Perhaps it is instinctual to be afraid of that which we don't understand. Some of the most difficult aspects of our world to understand are the things we cannot easily comprehend or predict-weather, disease, even the stock market! Despite modeling, tracking, and analysis, our contemporary lives are still filled with unknowns.
Of course, throughout human existence we have overcome our fears, and faced many fundamental invisible forces with curiosity. This has allowed us to understand and benefit from their unseen power, such as gravity and magnetism. The discovery and research of these forces has led to advancements in our understanding of physics, and ultimately to real-life applications such as electricity and modern medicine.
So, in this post, I am going to attempt to address two invisible forces that I believe need to be embraced by the public with inquisitiveness, respect, and, ultimately, action: carbon and radiation. Of course, these two invisible forces are fundamentally different from a scientific perspective (one is a basic element, the other a release of energy), but they share some common traits in that they are both byproducts of electricity production, both invisible, and both potentially dangerous to human health.
Come to think of it, these are the issues that got me interested in nuclear energy to begin with-the invisible and sometimes scary forces.
So here we go, let's start with climate change and environmental carbon.
There is an incredibly strong consensus (about 97 percent of climate scientists agree, but not so much the everyday citizens) that we should not only be concerned about the effects of atmospheric carbon, but also should be taking steps to reduce carbon emissions now. In the past six months, several updates to the Intergovernmental Panel on Climate Change report have been released, concluding that the rates of Arctic ice melt and temperature change are faster than was previously predicted.
This is a really big problem. We cannot see, smell, taste, or touch carbon dioxide, but we can measure and monitor its impact on our ecosystem. There is abundant evidence of the damage it is doing, but we continue to collectively make this problem worse, day in and day out, by burning more and more fossil fuels.

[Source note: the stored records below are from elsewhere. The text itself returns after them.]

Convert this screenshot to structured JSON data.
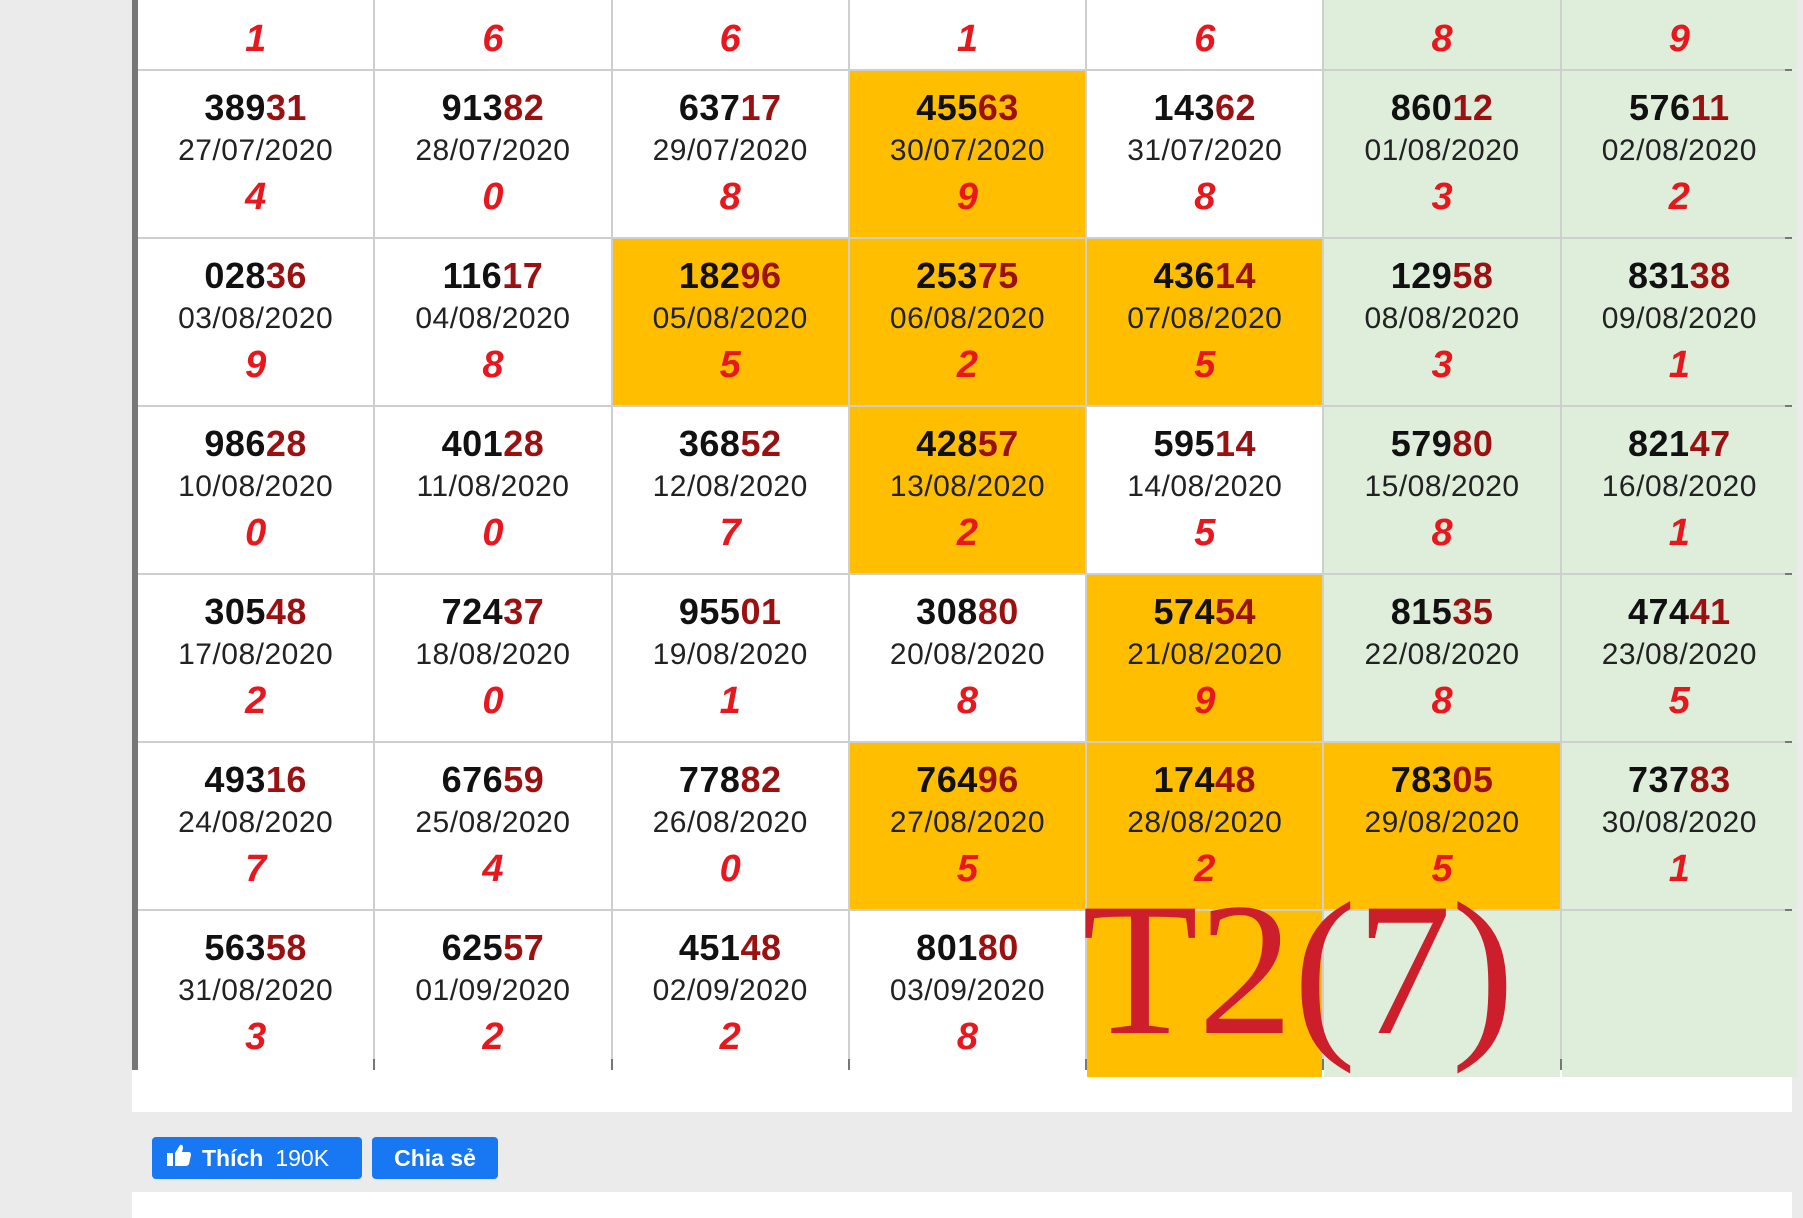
{
  "header_sums": [
    "1",
    "6",
    "6",
    "1",
    "6",
    "8",
    "9"
  ],
  "rows": [
    [
      {
        "head": "389",
        "tail": "31",
        "date": "27/07/2020",
        "sum": "4"
      },
      {
        "head": "913",
        "tail": "82",
        "date": "28/07/2020",
        "sum": "0"
      },
      {
        "head": "637",
        "tail": "17",
        "date": "29/07/2020",
        "sum": "8"
      },
      {
        "head": "455",
        "tail": "63",
        "date": "30/07/2020",
        "sum": "9",
        "highlight": true
      },
      {
        "head": "143",
        "tail": "62",
        "date": "31/07/2020",
        "sum": "8"
      },
      {
        "head": "860",
        "tail": "12",
        "date": "01/08/2020",
        "sum": "3"
      },
      {
        "head": "576",
        "tail": "11",
        "date": "02/08/2020",
        "sum": "2"
      }
    ],
    [
      {
        "head": "028",
        "tail": "36",
        "date": "03/08/2020",
        "sum": "9"
      },
      {
        "head": "116",
        "tail": "17",
        "date": "04/08/2020",
        "sum": "8"
      },
      {
        "head": "182",
        "tail": "96",
        "date": "05/08/2020",
        "sum": "5",
        "highlight": true
      },
      {
        "head": "253",
        "tail": "75",
        "date": "06/08/2020",
        "sum": "2",
        "highlight": true
      },
      {
        "head": "436",
        "tail": "14",
        "date": "07/08/2020",
        "sum": "5",
        "highlight": true
      },
      {
        "head": "129",
        "tail": "58",
        "date": "08/08/2020",
        "sum": "3"
      },
      {
        "head": "831",
        "tail": "38",
        "date": "09/08/2020",
        "sum": "1"
      }
    ],
    [
      {
        "head": "986",
        "tail": "28",
        "date": "10/08/2020",
        "sum": "0"
      },
      {
        "head": "401",
        "tail": "28",
        "date": "11/08/2020",
        "sum": "0"
      },
      {
        "head": "368",
        "tail": "52",
        "date": "12/08/2020",
        "sum": "7"
      },
      {
        "head": "428",
        "tail": "57",
        "date": "13/08/2020",
        "sum": "2",
        "highlight": true
      },
      {
        "head": "595",
        "tail": "14",
        "date": "14/08/2020",
        "sum": "5"
      },
      {
        "head": "579",
        "tail": "80",
        "date": "15/08/2020",
        "sum": "8"
      },
      {
        "head": "821",
        "tail": "47",
        "date": "16/08/2020",
        "sum": "1"
      }
    ],
    [
      {
        "head": "305",
        "tail": "48",
        "date": "17/08/2020",
        "sum": "2"
      },
      {
        "head": "724",
        "tail": "37",
        "date": "18/08/2020",
        "sum": "0"
      },
      {
        "head": "955",
        "tail": "01",
        "date": "19/08/2020",
        "sum": "1"
      },
      {
        "head": "308",
        "tail": "80",
        "date": "20/08/2020",
        "sum": "8"
      },
      {
        "head": "574",
        "tail": "54",
        "date": "21/08/2020",
        "sum": "9",
        "highlight": true
      },
      {
        "head": "815",
        "tail": "35",
        "date": "22/08/2020",
        "sum": "8"
      },
      {
        "head": "474",
        "tail": "41",
        "date": "23/08/2020",
        "sum": "5"
      }
    ],
    [
      {
        "head": "493",
        "tail": "16",
        "date": "24/08/2020",
        "sum": "7"
      },
      {
        "head": "676",
        "tail": "59",
        "date": "25/08/2020",
        "sum": "4"
      },
      {
        "head": "778",
        "tail": "82",
        "date": "26/08/2020",
        "sum": "0"
      },
      {
        "head": "764",
        "tail": "96",
        "date": "27/08/2020",
        "sum": "5",
        "highlight": true
      },
      {
        "head": "174",
        "tail": "48",
        "date": "28/08/2020",
        "sum": "2",
        "highlight": true
      },
      {
        "head": "783",
        "tail": "05",
        "date": "29/08/2020",
        "sum": "5",
        "highlight": true
      },
      {
        "head": "737",
        "tail": "83",
        "date": "30/08/2020",
        "sum": "1"
      }
    ],
    [
      {
        "head": "563",
        "tail": "58",
        "date": "31/08/2020",
        "sum": "3"
      },
      {
        "head": "625",
        "tail": "57",
        "date": "01/09/2020",
        "sum": "2"
      },
      {
        "head": "451",
        "tail": "48",
        "date": "02/09/2020",
        "sum": "2"
      },
      {
        "head": "801",
        "tail": "80",
        "date": "03/09/2020",
        "sum": "8"
      },
      {
        "empty": true,
        "highlight": true
      },
      {
        "empty": true
      },
      {
        "empty": true
      }
    ]
  ],
  "overlay": "T2(7)",
  "social": {
    "like_label": "Thích",
    "like_count": "190K",
    "share_label": "Chia sẻ",
    "icon": "thumbs-up-icon"
  },
  "colors": {
    "highlight": "#ffbf00",
    "weekend": "#deeedb",
    "sum_red": "#e8161d",
    "tail_dark_red": "#9b1111",
    "overlay_red": "#cc1e2b",
    "facebook_blue": "#1877f2"
  }
}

Like carbon, radiation also eludes the senses and is actually a natural, relatively harmless entity. The dangerous thing is that we humans have managed to concentrate both carbon and radiation in our attempt to improve our quality of life through the use of electricity. With carbon, the concentrations are happening in our atmosphere, in a way that is basically out of our control. With radiation, we have managed to safely contain and control it, and have become very good at containing this byproduct, and often use it for good in food irradiation and nuclear medicine.
The way I see it, if the public is scared of radiation, the best way to allay that fear is to talk about it. Get good simple information out there. If the public is scared of too much carbon in the atmosphere, well, perhaps that is a well-founded fear.
Man-made radiation is easily and safely contained. Uncontrolled CO2 emissions are not.
In sum, this is certainly a simplification of the issues we face in moving forward with clean energy, but in many ways it really boils down to one question: Which invisible force should we fear more? And perhaps an even better answer: Instead of fearing these forces, let's do our best to understand them, and take action to protect our planet and ourselves as soon as possible.
Suzy Hobbs Baker is the executive director of PopAtomic Studios, a non-profit organization dedicated to using the power of visual and liberal arts to enrich the discussion on nuclear energy. Baker is an ANS member and a frequent contributor to ANS Nuclear Cafe.